“Interviewer: What attracted you so much to Dick?
Carrére: For me, he’s the Dostoyevsky of the twentieth century, the guy who understood it all. Actually, I am struck by his posthumous life—not only all the movies based on his books, but all the movies that aren’t, like The Matrix, The Truman Show, and Inception, that show reality disappearing behind its representation. It used to bother me that all these people didn’t admit their debt to Dick. But in the end, I think it’s great. WHat twenty years ago we called the world of Philip K. Dick is now just the world. We don’t need to cite him anymore. He’s won. [The Paris Review]”—a portrait of the artist as a young man: Emmanuel Carrére on Philip K. Dick (via ayjay)
“If you’re an aggressive individual and you want to make this your field — and there is no school. You make your own school. You make your school. I say that you borrow arms and legs and heads and necks and posteriors from anybody you can. In comics, which is a peculiar field, every man — every artist — is the other artist’s teacher. There’s absolutely no school for it. People can teach you the mechanics of it, which is good. I can see a good reason for that. But drawing a good figure does not make you a good artist. I can name you 10 men, right off the bat, who draw better than I do. But I don’t think their work gets as much response as mine. I can’t think of a better man to draw Dick Tracy than Chester Gould, who certainly is no match for Leonardo Da Vinci. But Chester Gould told the story of Dick Tracy. He told the story of Dick Tracy the way it should have been told. No other guy could have done it. It’s not in the draftsmanship, it’s in the man.
Like I say, a tool is dead. A brush is a dead object. It’s in the man.

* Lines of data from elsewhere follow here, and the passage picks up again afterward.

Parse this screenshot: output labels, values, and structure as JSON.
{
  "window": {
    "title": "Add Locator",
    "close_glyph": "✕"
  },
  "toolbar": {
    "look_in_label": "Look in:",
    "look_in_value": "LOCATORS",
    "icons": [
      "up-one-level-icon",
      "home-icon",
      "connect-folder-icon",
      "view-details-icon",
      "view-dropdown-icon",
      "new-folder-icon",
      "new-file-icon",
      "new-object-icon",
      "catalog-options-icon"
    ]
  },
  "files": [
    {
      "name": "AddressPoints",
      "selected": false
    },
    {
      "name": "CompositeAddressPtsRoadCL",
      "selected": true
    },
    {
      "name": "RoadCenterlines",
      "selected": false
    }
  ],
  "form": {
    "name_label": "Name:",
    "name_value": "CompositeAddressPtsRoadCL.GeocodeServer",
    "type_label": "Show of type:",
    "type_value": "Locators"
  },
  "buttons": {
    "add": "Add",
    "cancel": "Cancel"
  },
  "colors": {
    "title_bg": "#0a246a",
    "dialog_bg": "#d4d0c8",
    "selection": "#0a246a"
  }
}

If you want to do, you do it. If you think a man draws the type of hands that you want to draw, steal ‘em. Take those hands.

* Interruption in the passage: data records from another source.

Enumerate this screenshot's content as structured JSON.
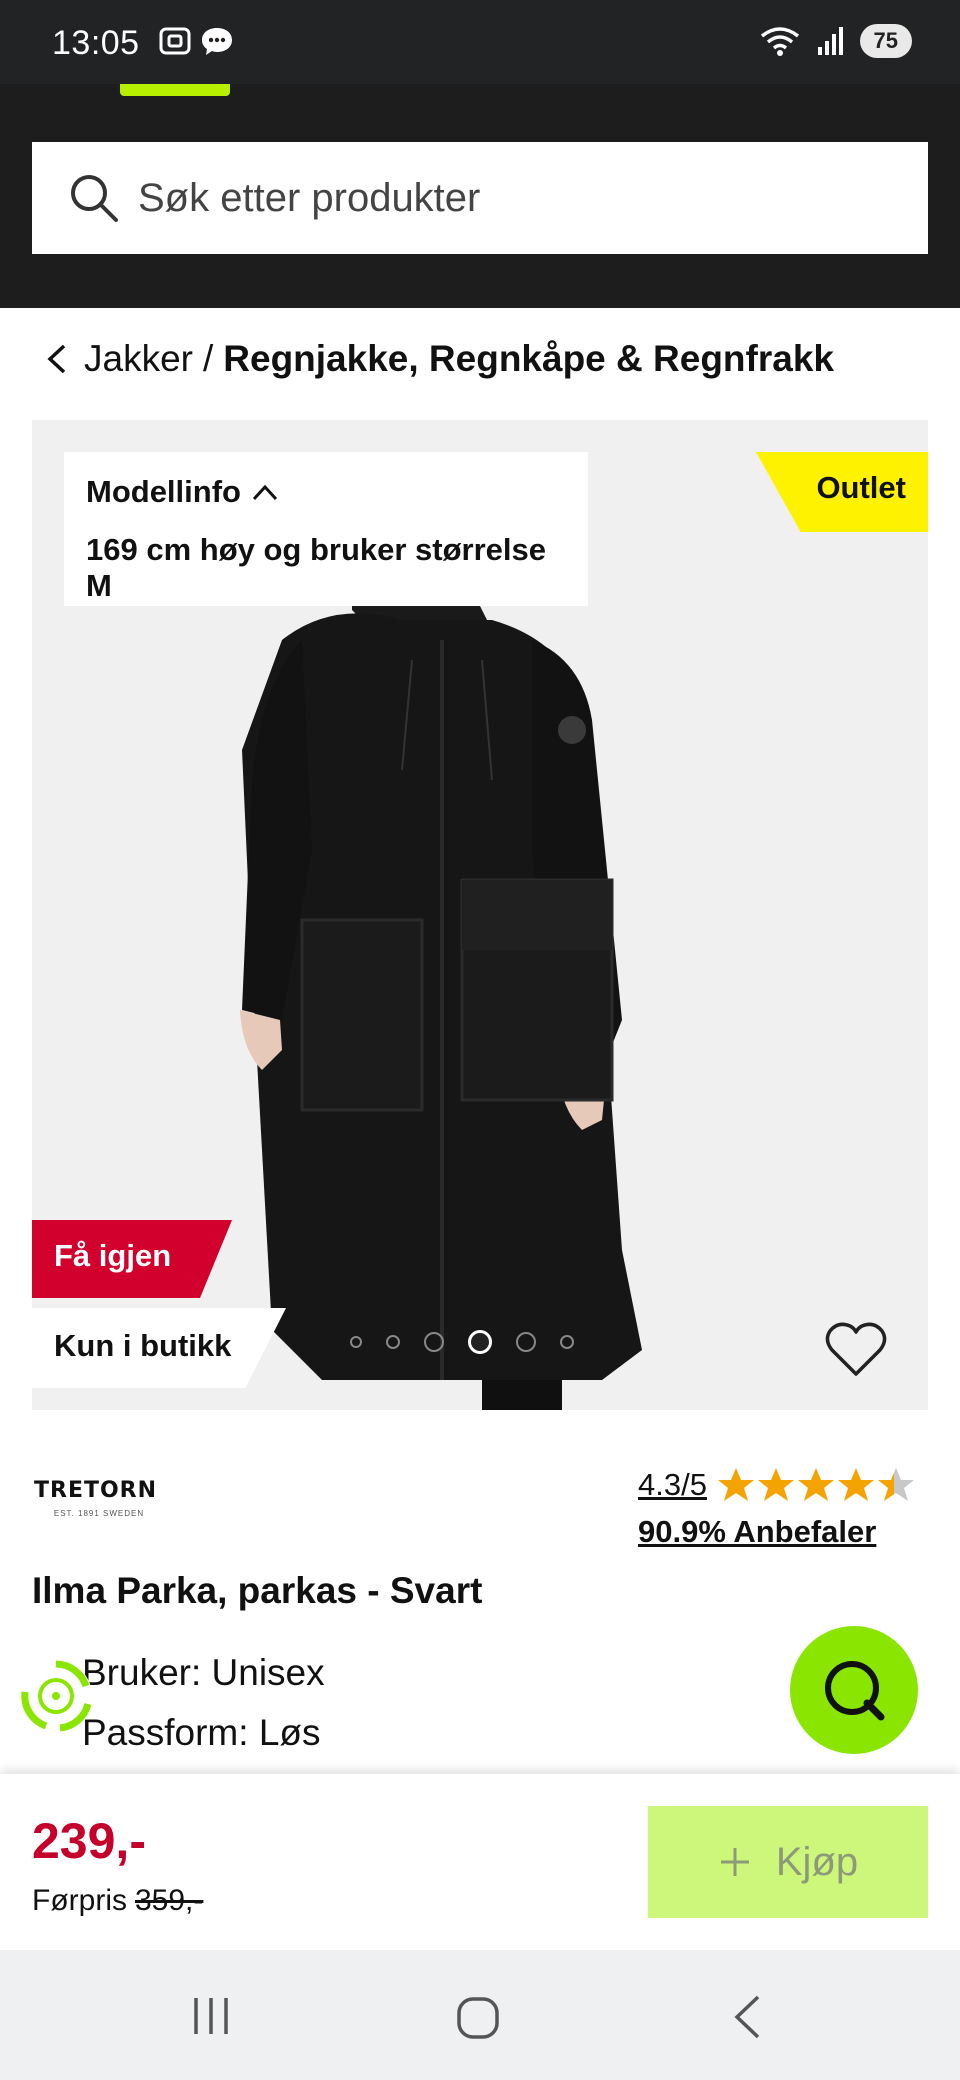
{
  "status_bar": {
    "time": "13:05",
    "battery": "75"
  },
  "search": {
    "placeholder": "Søk etter produkter"
  },
  "breadcrumb": {
    "parent": "Jakker",
    "separator": "/",
    "current": "Regnjakke, Regnkåpe & Regnfrakk"
  },
  "media": {
    "model_info_title": "Modellinfo",
    "model_info_text": "169 cm høy og bruker størrelse M",
    "outlet_badge": "Outlet",
    "fa_igjen_badge": "Få igjen",
    "kun_i_butikk_badge": "Kun i butikk",
    "image_count": 6,
    "active_image": 3
  },
  "product": {
    "brand": "TRETORN",
    "brand_tagline": "EST. 1891 SWEDEN",
    "rating": "4.3/5",
    "rating_value": 4.3,
    "rating_max": 5,
    "recommend": "90.9% Anbefaler",
    "title": "Ilma Parka, parkas - Svart",
    "spec_user": "Bruker: Unisex",
    "spec_fit": "Passform: Løs"
  },
  "buy_bar": {
    "price": "239,-",
    "before_label": "Førpris",
    "before_value": "359,-",
    "buy_label": "Kjøp"
  },
  "colors": {
    "accent_green": "#8ae600",
    "sale_red": "#c4002b",
    "outlet_yellow": "#fff200"
  },
  "icons": [
    "search-icon",
    "chevron-left-icon",
    "chevron-up-icon",
    "heart-icon",
    "star-icon",
    "recycle-icon",
    "chat-icon",
    "plus-icon"
  ]
}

The only thing I can say is: Caniff was my teacher, Alex Raymond was my teacher, even the guy who drewToonerville Trolley was my teacher. Whatever he had stimulated me in some way. And I think that’s all you need. You need that stimulation. Stimulation to make you an individual. And the draftsmanship? Hang it! If you can decently, learn to control what you can, learn to control what you have, learn to refine what you have. Damn perfection! You don’t have to be perfect. You are never going to do a Sistine Chapel, unless somebody ties you to a ceiling. So damn perfection!
All a man has in this field is pressure, and I think the pressure supplies a stimulation. You have your own stresses; that will supply your own stimulation. If you want to do it, you’ll do it. And you’ll do it anyway you can.”—Jack Kirby (via CBR and Ryan Stegman)
Last weekend was Baltimore Comic Con, a show that was fairly pleasant by my standards and expectations of a comics convention. All in all it was a laid back, fun experience. A good time with friends and fellow creators and a good opportunity to talk to those of you who stopped by the table.
But towards the end of the show I had a couple of encounters that have got me thinking about what my expectations of a show are and how those have largely changed over the years. Granted I’m in a much better, slightly more privileged place these days, but it wasn’t so long ago that cons were a really torturous experience. I really do still understand what it feels like to attend a con hoping for a leg up, only to find yourself face down.
The conversations I had this weekend were with a few folks in that position. Some successful pros, others maybe not so fortunate yet. They inspired me to write down my thoughts on attending comics cons as a creator, which is something I’m really an old hand at. The philosophies I largely abide by are in a state of constant evolution. Honestly they’re the by product of far more error than trial. But of late they’ve really seemed to make attending conventions a much more rewarding experience and and have in no small way been beneficial to the career I’m trying to build and art I’m trying to create.
So with that in mind here’s what this thing isn’t:
It’s not how to nail a portfolio review or get an editor’s email.
It’s not what magic pen to use in order to ink like Wally Wood.
It’s not how to get rich at a comics show.
If that’s the kind of stuff you want advice on there are plenty of better folks to get it from. What I have to say MIGHT lead you to people who do know how to do all of the above and more. But I can’t promise you that. All I know is what has and hasn’t worked for me, and to some degree why. It should go without saying that ultimately it’s up to you to determine what that’s worth.